… and secondly, a short film about In Stitches, who held their The Big Knit event at the Global Footsteps Cafe. A beautiful film about the power of knitting to build community:
The Centre for Alternative Technology has just published a new book called ‘The Home Energy Handbook: a guide to saving and generating energy in your home and community’. It is a great resource for Transition groups, and Transition features strongly through the book. It is available here. I spoke to Allan Shepherd, one of the book’s authors/editors, and asked him to tell us more about the book. Here is the audio, transcript below:
Can you tell us where the idea for the book came from?
It started from the Zero Carbon Britain 2030 project really, because that was aimed at policy makers and government. What we wanted to do was take the concept that was developed in ZCB, which was the ‘Power down’ and the ‘Power up’ concept.

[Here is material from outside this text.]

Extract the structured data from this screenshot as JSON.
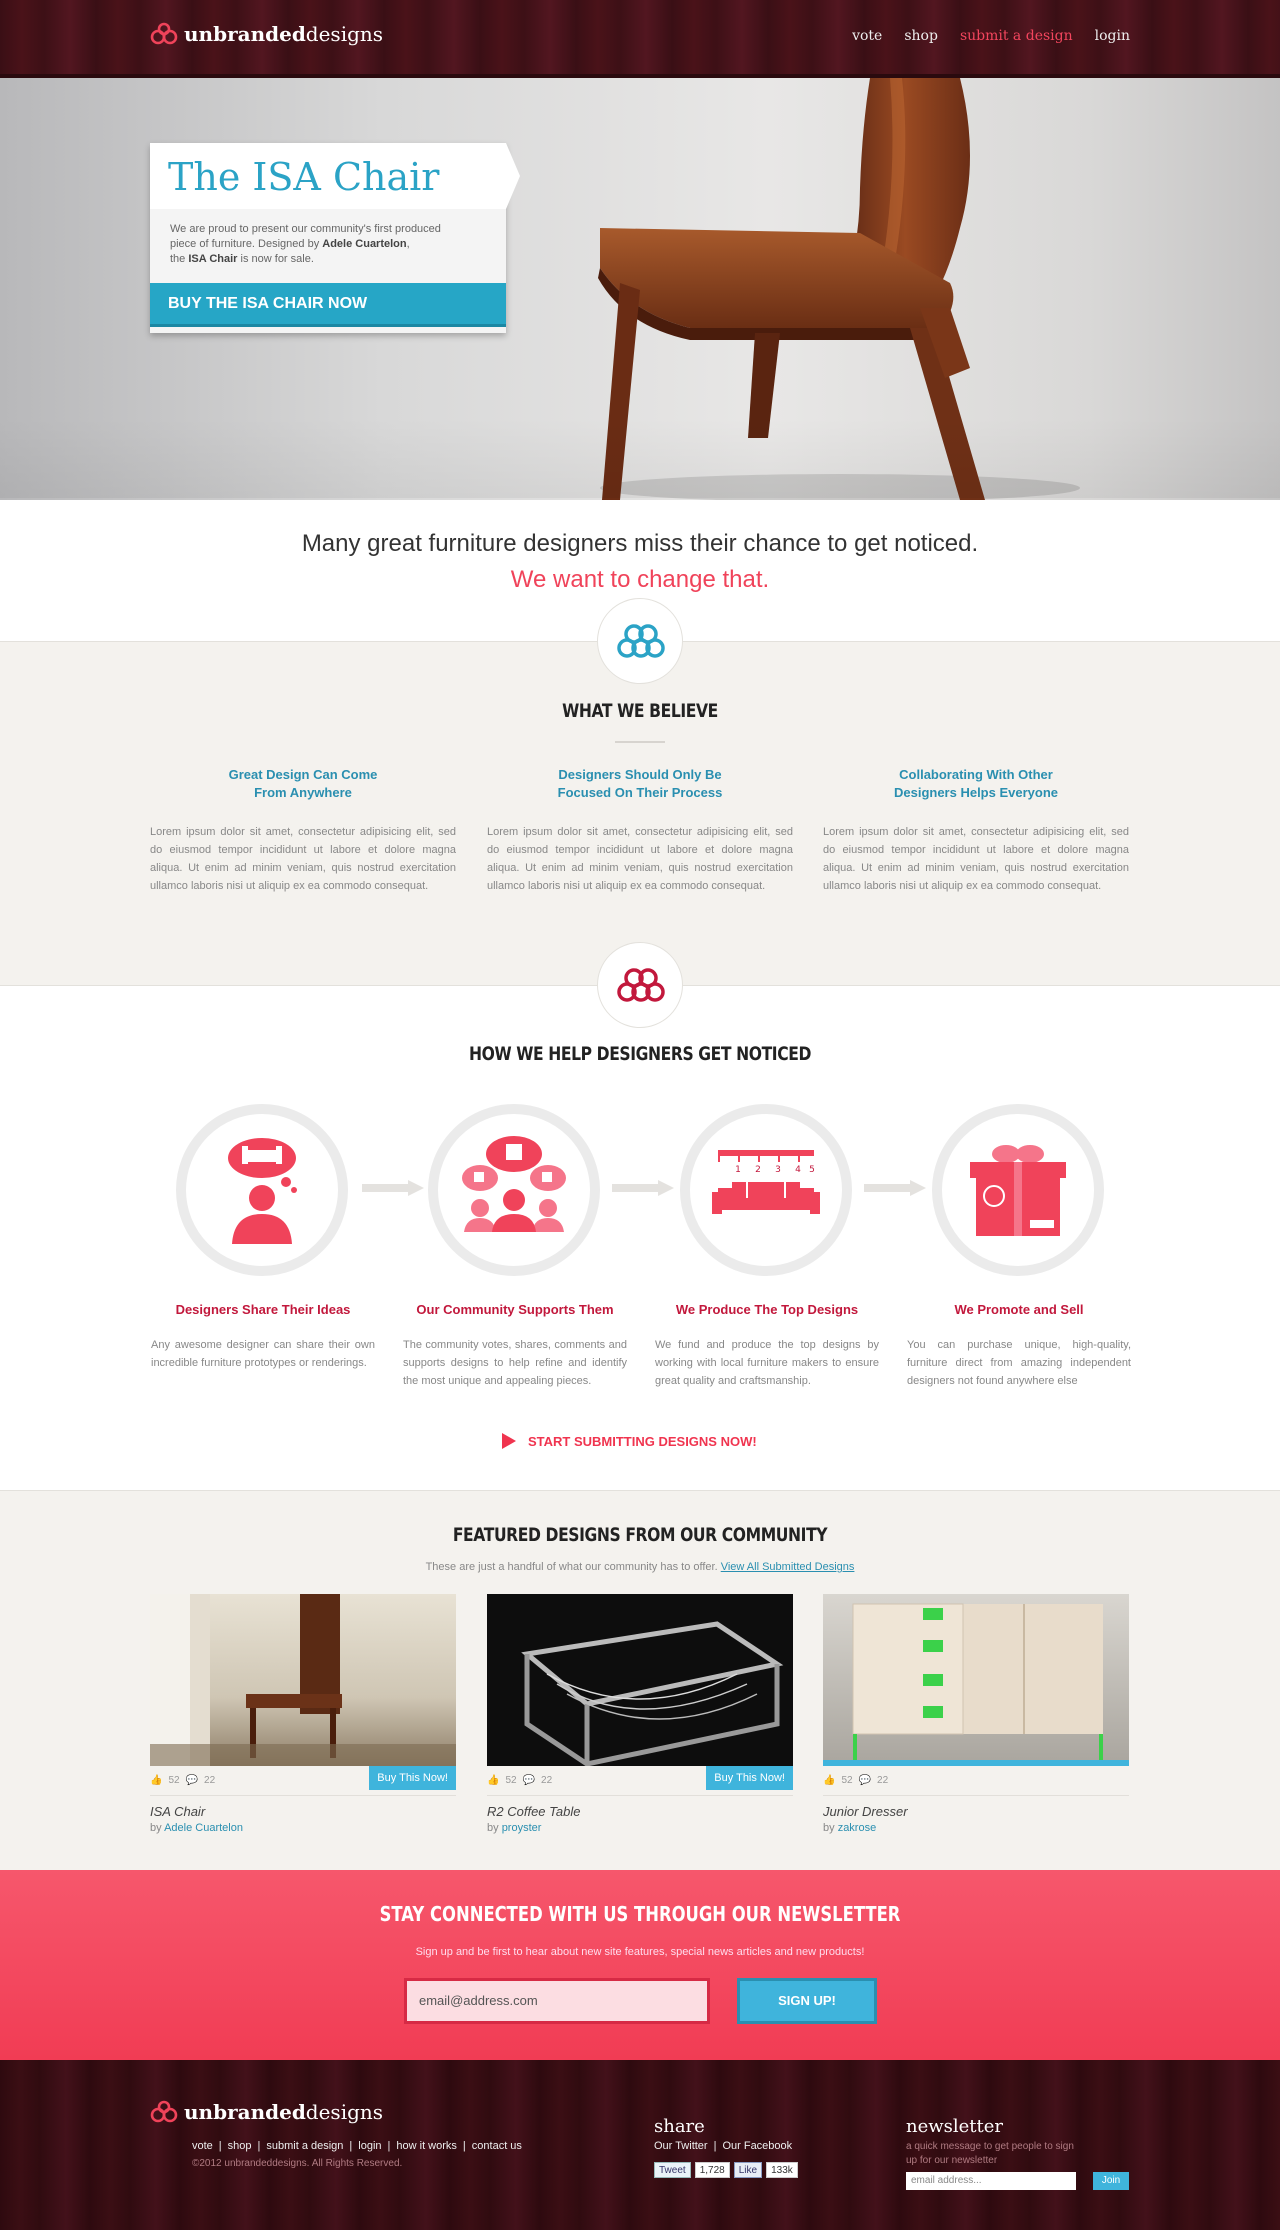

Welcome to the monthly round-up of what people are up to doing Transition around the world. Let’s start this month in Spain. Spain recently held its first national Transition conference, which you can read more about here, and you can see Juan del Río’s reflections on it here. Here is a great film about the event which gives a great sense of the energy and dynamism that it tapped into:

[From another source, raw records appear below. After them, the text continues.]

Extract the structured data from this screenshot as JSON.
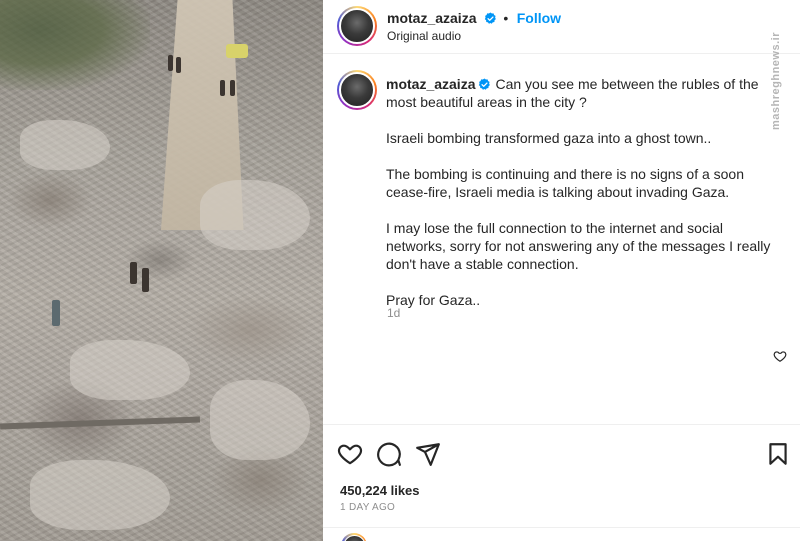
{
  "post": {
    "author": "motaz_azaiza",
    "follow_label": "Follow",
    "separator": "•",
    "audio": "Original audio",
    "caption": {
      "first_line": "Can you see me between the rubles of the most beautiful areas in the city ?",
      "paragraphs": [
        "Israeli bombing transformed gaza into a ghost town..",
        "The bombing is continuing and there is no signs of a soon cease-fire, Israeli media is talking about invading Gaza.",
        "I may lose the full connection to the internet and social networks, sorry for not answering any of the messages I really don't have a stable connection.",
        "Pray for Gaza.."
      ],
      "time_ago": "1d"
    },
    "likes": "450,224 likes",
    "date": "1 DAY AGO"
  },
  "watermark": "mashreghnews.ir",
  "colors": {
    "link_blue": "#0095f6",
    "text": "#262626",
    "muted": "#8e8e8e",
    "divider": "#efefef"
  },
  "icons": {
    "verified": "verified-badge-icon",
    "heart": "heart-icon",
    "comment": "comment-icon",
    "share": "send-icon",
    "save": "bookmark-icon"
  }
}
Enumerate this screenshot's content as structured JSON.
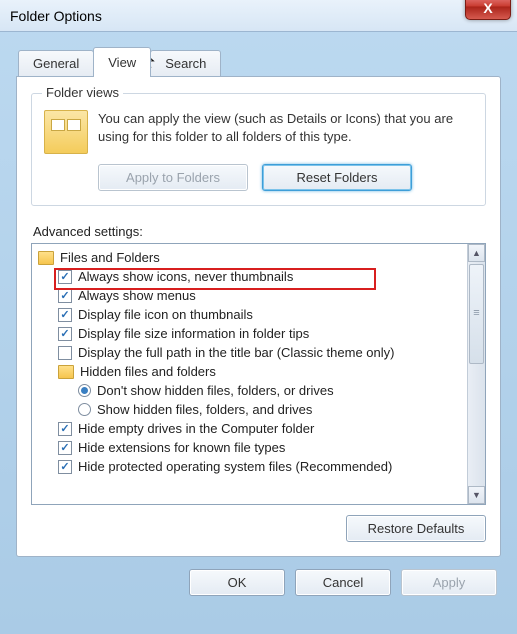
{
  "window": {
    "title": "Folder Options"
  },
  "tabs": {
    "t0": "General",
    "t1": "View",
    "t2": "Search"
  },
  "folder_views": {
    "group_label": "Folder views",
    "text": "You can apply the view (such as Details or Icons) that you are using for this folder to all folders of this type.",
    "apply_btn": "Apply to Folders",
    "reset_btn": "Reset Folders"
  },
  "adv": {
    "label": "Advanced settings:",
    "root": "Files and Folders",
    "i1": "Always show icons, never thumbnails",
    "i2": "Always show menus",
    "i3": "Display file icon on thumbnails",
    "i4": "Display file size information in folder tips",
    "i5": "Display the full path in the title bar (Classic theme only)",
    "hidden_group": "Hidden files and folders",
    "r1": "Don't show hidden files, folders, or drives",
    "r2": "Show hidden files, folders, and drives",
    "i6": "Hide empty drives in the Computer folder",
    "i7": "Hide extensions for known file types",
    "i8": "Hide protected operating system files (Recommended)"
  },
  "buttons": {
    "restore": "Restore Defaults",
    "ok": "OK",
    "cancel": "Cancel",
    "apply": "Apply"
  }
}
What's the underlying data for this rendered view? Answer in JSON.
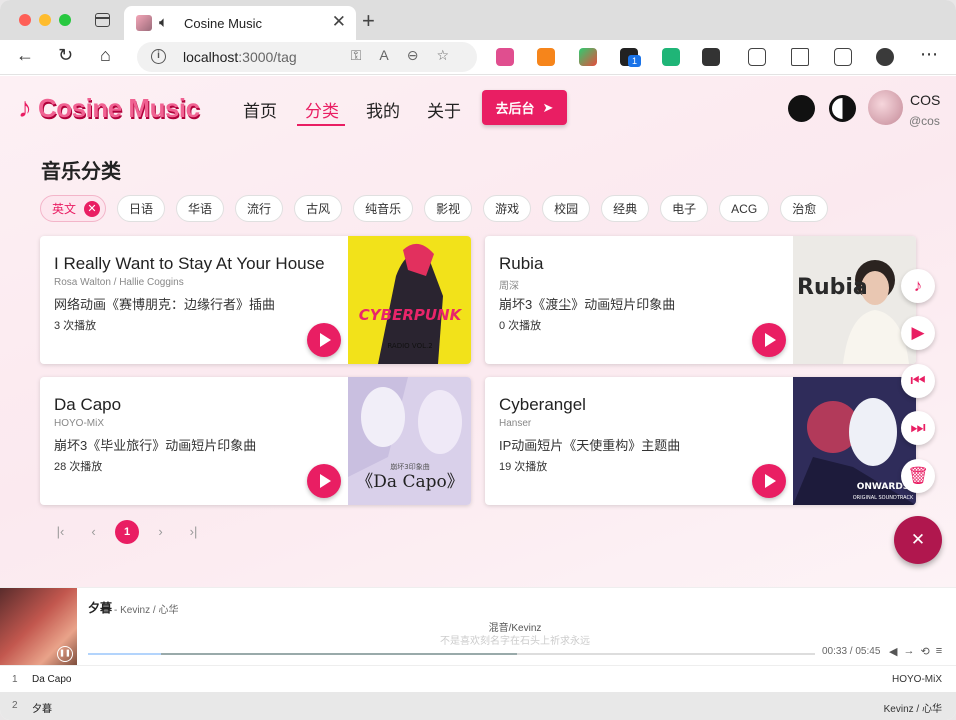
{
  "browser": {
    "tab_title": "Cosine Music",
    "url_host": "localhost",
    "url_path": ":3000/tag"
  },
  "header": {
    "logo": "Cosine Music",
    "nav": [
      "首页",
      "分类",
      "我的",
      "关于"
    ],
    "active_nav": "分类",
    "admin_button": "去后台",
    "user_name": "COS",
    "user_handle": "@cos"
  },
  "section_title": "音乐分类",
  "tags": [
    "英文",
    "日语",
    "华语",
    "流行",
    "古风",
    "纯音乐",
    "影视",
    "游戏",
    "校园",
    "经典",
    "电子",
    "ACG",
    "治愈"
  ],
  "active_tag": "英文",
  "songs": [
    {
      "title": "I Really Want to Stay At Your House",
      "artist": "Rosa Walton / Hallie Coggins",
      "desc": "网络动画《赛博朋克：边缘行者》插曲",
      "plays": "3 次播放",
      "cover_text": "CYBERPUNK",
      "cover_sub": "RADIO VOL.2"
    },
    {
      "title": "Rubia",
      "artist": "周深",
      "desc": "崩坏3《渡尘》动画短片印象曲",
      "plays": "0 次播放",
      "cover_text": "Rubia",
      "cover_sub": ""
    },
    {
      "title": "Da Capo",
      "artist": "HOYO-MiX",
      "desc": "崩坏3《毕业旅行》动画短片印象曲",
      "plays": "28 次播放",
      "cover_text": "《Da Capo》",
      "cover_sub": "崩坏3印象曲"
    },
    {
      "title": "Cyberangel",
      "artist": "Hanser",
      "desc": "IP动画短片《天使重构》主题曲",
      "plays": "19 次播放",
      "cover_text": "ONWARDS",
      "cover_sub": "ORIGINAL SOUNDTRACK"
    }
  ],
  "pagination": {
    "current": "1"
  },
  "player": {
    "title": "夕暮",
    "artist": "- Kevinz / 心华",
    "lyric_line_1": "混音/Kevinz",
    "lyric_line_2": "不是喜欢刻名字在石头上祈求永远",
    "time": "00:33 / 05:45",
    "progress_played": 0.1,
    "progress_loaded": 0.59
  },
  "playlist": [
    {
      "num": "1",
      "title": "Da Capo",
      "artist": "HOYO-MiX"
    },
    {
      "num": "2",
      "title": "夕暮",
      "artist": "Kevinz / 心华"
    }
  ],
  "colors": {
    "accent": "#e91e63",
    "page_bg": "#fbe9ef"
  }
}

Here is a list of the books I am working my way through at the moment or have recently finished, I hope they might point you to some recently published books you may find useful and interesting. So, in no particular order:

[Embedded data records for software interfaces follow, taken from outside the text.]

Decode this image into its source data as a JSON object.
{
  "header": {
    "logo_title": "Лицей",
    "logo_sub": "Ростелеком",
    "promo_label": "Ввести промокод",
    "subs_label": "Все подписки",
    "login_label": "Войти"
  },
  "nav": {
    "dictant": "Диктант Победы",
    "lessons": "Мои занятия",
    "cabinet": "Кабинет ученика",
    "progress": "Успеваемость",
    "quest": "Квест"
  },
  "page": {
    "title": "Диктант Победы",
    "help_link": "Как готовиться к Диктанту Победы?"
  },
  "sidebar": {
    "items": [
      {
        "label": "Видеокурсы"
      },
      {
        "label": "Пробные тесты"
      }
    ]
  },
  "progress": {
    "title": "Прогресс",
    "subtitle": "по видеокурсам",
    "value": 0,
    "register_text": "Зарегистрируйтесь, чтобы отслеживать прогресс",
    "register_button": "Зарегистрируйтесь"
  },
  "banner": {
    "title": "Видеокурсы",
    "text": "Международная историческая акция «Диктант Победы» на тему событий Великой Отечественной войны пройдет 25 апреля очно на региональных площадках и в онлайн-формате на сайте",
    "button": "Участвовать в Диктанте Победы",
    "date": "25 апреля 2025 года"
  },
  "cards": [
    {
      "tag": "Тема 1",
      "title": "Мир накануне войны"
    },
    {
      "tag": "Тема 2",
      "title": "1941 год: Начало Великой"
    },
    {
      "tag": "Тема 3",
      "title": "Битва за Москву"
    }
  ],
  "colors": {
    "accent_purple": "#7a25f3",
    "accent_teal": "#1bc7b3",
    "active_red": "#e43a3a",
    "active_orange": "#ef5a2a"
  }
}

Michael Mann (2012) The Hockey Stick and the Climate Wars: dispatches from the front lines. Columbia University Press.
Michael Mann is the principal creator of the (in)famous ‘Hockey Stick’ graph which showed that the warming of the Earth’s atmosphere over the last 100 years is in excess of historic warming, and clearly linked to increased CO2 emissions. The graph achieved great prominence, as a result of which he became a target of the fossil fuel industry, in particular during the co-ordinated assault on climate science known as ‘Climate Gate’, where emails, including his, were hacked from the University of East Anglia.
What might we learn from the construction, between1438 and 1448 of the Hospital of St. John in Sherborne (see above) that might shape the way we think about construction in the 21st century? While the bulk of the building was built using local oolitic limestone, it was dressed with Lias stone from Ham Hill, some 12 miles from the building site. However, in those days, without the internal combustion engine, 12 miles was a long way to carry stone (you try it). The meticulous accounts kept of the project at the time show that the cost of transporting the stone by cart cost more than the stone itself. As Alec Clifton-Taylor says in his seminal ‘The Pattern of English Building’, “it was the great difficulty of transporting heavy materials which led all but the most affluent until the end of the eighteenth century to build with the materials that were most readily available near the site, even when not very durable”.